**ASSIGNED TASK:** Look through the entries below, please, and copy every line with the word "accel".

==============================

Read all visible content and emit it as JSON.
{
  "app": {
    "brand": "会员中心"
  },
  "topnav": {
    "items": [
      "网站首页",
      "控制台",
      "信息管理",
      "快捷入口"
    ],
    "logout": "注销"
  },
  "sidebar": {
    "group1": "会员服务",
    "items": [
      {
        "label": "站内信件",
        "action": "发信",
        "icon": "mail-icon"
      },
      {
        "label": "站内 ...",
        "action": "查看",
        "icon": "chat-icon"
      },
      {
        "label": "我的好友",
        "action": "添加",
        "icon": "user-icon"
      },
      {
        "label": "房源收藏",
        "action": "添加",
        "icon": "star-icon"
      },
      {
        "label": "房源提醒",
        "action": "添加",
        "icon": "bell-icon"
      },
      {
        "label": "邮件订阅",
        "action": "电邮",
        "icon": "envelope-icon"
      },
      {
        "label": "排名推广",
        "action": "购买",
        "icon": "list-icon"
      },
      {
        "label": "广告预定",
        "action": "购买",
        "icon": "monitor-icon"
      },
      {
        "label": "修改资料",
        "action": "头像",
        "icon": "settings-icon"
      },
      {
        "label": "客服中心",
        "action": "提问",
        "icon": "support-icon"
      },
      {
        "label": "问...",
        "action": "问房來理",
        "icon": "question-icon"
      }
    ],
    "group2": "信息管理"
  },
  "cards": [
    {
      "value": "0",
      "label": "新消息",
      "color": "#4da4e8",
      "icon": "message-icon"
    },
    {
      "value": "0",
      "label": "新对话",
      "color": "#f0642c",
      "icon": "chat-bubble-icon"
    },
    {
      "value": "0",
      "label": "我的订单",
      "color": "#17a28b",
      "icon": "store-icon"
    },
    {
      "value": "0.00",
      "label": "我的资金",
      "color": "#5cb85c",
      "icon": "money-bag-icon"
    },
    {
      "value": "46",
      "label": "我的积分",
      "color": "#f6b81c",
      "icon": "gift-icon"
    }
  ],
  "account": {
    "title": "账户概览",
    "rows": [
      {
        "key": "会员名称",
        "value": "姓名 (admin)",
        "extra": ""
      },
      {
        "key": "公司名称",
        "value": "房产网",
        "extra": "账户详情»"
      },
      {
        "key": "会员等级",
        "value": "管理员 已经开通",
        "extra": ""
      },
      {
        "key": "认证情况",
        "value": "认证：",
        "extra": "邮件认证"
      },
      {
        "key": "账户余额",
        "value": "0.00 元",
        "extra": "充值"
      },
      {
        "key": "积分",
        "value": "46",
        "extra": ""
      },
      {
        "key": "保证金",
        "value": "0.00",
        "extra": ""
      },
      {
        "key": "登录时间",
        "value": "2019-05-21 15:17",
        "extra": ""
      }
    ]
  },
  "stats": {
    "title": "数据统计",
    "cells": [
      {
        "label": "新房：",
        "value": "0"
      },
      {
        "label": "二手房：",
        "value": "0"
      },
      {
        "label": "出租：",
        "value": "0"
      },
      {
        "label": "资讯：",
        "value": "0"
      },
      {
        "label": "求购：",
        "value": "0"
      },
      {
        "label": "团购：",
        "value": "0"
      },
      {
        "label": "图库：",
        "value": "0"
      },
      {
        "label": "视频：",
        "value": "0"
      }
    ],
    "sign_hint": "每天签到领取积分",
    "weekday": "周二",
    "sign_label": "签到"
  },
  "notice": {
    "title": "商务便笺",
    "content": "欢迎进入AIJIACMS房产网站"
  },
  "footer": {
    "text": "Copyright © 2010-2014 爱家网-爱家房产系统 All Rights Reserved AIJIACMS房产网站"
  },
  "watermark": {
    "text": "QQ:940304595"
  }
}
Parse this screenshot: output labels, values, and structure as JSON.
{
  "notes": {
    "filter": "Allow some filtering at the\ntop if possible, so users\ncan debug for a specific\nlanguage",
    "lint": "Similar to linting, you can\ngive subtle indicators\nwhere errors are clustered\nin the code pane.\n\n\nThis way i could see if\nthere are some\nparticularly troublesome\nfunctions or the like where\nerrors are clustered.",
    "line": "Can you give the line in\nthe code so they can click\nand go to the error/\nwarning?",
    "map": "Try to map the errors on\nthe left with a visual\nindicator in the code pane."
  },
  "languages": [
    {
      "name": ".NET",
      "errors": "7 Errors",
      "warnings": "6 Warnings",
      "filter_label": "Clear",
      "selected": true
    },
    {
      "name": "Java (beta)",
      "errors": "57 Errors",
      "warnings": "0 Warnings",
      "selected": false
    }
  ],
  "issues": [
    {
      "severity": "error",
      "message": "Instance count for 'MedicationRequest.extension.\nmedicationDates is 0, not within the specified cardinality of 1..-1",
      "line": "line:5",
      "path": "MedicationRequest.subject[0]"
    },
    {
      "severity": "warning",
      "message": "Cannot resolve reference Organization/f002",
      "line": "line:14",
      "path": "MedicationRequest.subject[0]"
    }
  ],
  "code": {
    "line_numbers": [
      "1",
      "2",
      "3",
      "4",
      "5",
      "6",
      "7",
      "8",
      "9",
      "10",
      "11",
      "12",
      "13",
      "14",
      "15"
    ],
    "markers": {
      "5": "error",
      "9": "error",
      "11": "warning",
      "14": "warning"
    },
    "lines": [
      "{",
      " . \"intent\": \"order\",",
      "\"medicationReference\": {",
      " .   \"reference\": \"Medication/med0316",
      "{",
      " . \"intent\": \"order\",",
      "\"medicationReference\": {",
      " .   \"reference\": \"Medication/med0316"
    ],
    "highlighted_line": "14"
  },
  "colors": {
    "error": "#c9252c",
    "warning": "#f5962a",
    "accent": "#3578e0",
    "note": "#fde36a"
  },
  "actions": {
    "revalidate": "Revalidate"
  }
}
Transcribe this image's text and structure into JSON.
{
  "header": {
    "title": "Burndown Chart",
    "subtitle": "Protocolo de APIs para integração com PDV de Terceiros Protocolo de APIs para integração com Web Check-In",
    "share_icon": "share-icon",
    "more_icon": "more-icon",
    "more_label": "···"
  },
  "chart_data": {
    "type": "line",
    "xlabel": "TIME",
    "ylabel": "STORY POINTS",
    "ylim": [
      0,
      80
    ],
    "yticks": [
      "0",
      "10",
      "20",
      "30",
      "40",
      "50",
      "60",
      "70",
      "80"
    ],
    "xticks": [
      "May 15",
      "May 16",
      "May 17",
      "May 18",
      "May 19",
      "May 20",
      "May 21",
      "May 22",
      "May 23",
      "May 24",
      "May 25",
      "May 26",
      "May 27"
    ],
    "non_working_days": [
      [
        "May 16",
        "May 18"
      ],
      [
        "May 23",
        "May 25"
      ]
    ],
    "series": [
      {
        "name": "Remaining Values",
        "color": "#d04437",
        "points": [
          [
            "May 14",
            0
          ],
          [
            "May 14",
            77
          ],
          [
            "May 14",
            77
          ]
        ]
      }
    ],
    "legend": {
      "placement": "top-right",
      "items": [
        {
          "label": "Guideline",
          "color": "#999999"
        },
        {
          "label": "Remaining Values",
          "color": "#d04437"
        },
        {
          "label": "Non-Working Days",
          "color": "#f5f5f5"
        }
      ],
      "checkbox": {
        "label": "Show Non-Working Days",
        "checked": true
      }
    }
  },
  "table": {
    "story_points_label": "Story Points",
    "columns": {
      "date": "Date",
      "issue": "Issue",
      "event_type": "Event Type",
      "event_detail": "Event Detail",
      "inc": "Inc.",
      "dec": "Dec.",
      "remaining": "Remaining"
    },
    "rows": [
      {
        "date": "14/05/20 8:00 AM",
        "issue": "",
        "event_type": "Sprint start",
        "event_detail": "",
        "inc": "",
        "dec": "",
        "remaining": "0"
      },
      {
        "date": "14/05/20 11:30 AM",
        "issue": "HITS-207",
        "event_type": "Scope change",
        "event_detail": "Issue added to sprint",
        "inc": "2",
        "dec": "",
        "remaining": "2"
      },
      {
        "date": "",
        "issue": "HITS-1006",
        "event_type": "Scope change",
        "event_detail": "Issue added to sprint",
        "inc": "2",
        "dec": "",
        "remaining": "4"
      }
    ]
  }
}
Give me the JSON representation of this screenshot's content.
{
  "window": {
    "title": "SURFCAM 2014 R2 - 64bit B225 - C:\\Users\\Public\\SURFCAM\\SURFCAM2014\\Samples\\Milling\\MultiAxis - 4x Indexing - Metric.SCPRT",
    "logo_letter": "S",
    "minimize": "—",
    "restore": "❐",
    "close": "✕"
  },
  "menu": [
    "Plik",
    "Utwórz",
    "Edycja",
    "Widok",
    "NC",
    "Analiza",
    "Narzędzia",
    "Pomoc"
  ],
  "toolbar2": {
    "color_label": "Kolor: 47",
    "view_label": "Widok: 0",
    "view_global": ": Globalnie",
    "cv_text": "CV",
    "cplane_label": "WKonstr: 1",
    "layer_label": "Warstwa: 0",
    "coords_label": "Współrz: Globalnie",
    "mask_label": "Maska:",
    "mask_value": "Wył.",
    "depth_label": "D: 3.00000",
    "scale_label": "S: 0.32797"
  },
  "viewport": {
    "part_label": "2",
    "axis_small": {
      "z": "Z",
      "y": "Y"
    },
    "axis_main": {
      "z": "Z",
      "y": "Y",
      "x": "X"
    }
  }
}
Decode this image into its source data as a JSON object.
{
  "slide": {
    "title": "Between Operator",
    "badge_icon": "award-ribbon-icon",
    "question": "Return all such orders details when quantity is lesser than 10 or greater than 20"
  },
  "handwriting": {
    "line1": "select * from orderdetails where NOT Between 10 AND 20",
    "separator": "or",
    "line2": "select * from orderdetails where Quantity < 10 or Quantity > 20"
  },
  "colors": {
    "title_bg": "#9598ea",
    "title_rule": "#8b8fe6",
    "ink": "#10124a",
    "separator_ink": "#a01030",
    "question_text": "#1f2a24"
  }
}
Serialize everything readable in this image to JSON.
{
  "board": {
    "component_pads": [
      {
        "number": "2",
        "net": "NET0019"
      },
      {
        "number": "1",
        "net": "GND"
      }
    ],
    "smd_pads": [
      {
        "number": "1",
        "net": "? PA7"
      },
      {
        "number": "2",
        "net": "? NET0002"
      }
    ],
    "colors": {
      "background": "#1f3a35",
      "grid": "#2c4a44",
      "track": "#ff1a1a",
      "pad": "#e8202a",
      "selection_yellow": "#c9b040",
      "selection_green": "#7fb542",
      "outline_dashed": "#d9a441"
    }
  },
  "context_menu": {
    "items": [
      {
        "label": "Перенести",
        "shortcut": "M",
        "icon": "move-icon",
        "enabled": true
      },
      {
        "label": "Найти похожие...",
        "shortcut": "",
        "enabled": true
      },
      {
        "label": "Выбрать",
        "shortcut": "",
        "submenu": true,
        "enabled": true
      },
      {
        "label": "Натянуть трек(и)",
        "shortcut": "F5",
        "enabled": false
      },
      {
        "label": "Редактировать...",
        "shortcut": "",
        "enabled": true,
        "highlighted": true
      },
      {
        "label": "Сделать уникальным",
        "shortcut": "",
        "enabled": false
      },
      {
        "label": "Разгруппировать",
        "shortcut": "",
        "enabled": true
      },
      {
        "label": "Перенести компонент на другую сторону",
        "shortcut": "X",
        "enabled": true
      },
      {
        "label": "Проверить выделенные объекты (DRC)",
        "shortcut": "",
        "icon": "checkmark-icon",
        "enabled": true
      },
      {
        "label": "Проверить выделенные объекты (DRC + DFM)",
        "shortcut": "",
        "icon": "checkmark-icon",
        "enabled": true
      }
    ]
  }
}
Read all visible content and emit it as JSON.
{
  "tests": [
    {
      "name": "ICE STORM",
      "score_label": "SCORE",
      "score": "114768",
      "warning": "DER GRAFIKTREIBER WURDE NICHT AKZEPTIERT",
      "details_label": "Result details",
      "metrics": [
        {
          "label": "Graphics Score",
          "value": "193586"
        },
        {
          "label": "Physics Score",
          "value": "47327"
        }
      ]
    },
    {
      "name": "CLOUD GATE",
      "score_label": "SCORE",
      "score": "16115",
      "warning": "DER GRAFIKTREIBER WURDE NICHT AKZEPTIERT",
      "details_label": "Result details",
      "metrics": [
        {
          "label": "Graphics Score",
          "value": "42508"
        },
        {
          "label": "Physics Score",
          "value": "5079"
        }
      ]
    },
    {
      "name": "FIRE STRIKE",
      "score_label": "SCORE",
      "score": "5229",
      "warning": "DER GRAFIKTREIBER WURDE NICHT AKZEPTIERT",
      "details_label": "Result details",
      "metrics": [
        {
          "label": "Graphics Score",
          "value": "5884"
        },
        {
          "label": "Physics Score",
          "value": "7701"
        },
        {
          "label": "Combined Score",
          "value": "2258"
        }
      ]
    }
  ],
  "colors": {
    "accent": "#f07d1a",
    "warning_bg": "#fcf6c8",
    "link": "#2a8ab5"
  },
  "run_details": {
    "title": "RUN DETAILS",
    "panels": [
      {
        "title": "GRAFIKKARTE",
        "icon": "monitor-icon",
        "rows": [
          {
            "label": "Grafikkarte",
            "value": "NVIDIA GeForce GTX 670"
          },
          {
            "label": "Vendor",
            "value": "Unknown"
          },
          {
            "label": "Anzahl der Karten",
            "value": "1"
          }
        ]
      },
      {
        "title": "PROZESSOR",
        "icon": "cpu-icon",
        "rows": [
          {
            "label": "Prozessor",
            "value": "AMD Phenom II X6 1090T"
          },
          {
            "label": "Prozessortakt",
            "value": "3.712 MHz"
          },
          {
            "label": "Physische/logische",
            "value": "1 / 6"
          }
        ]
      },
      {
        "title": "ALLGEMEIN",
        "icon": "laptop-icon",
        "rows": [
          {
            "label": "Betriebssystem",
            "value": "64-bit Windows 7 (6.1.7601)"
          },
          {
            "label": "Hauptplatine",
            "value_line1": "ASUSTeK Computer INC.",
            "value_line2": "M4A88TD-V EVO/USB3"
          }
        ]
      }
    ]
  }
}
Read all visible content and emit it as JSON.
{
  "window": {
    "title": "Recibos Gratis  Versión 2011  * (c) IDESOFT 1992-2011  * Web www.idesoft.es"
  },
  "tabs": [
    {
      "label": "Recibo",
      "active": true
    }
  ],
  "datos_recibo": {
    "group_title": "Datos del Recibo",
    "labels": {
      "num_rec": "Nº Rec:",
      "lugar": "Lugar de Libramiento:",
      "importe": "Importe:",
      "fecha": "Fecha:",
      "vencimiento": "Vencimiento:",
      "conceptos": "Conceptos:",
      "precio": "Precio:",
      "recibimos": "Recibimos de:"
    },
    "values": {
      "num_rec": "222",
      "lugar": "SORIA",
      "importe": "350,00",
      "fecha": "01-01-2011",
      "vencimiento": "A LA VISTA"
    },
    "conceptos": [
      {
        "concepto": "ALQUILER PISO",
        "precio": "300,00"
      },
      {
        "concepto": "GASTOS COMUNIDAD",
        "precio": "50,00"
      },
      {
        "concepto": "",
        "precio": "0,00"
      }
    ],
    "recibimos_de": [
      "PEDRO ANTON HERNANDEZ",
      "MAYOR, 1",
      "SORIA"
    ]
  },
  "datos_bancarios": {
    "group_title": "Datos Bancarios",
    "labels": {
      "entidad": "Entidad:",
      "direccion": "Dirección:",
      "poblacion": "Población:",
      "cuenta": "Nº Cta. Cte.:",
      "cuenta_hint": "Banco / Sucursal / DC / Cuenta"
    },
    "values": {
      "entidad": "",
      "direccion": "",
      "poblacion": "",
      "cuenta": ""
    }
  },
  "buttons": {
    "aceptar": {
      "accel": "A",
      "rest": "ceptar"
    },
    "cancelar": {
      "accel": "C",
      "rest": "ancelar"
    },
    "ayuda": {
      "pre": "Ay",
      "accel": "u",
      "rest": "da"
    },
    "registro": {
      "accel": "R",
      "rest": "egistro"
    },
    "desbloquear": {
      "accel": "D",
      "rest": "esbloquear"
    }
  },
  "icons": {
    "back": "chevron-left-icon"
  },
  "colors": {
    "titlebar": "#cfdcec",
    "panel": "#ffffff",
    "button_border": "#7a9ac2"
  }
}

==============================

**RESPONSE FOR THIS EXERCISE:**
      "accel": "A",
      "accel": "C",
      "accel": "u",
      "accel": "R",
      "accel": "D",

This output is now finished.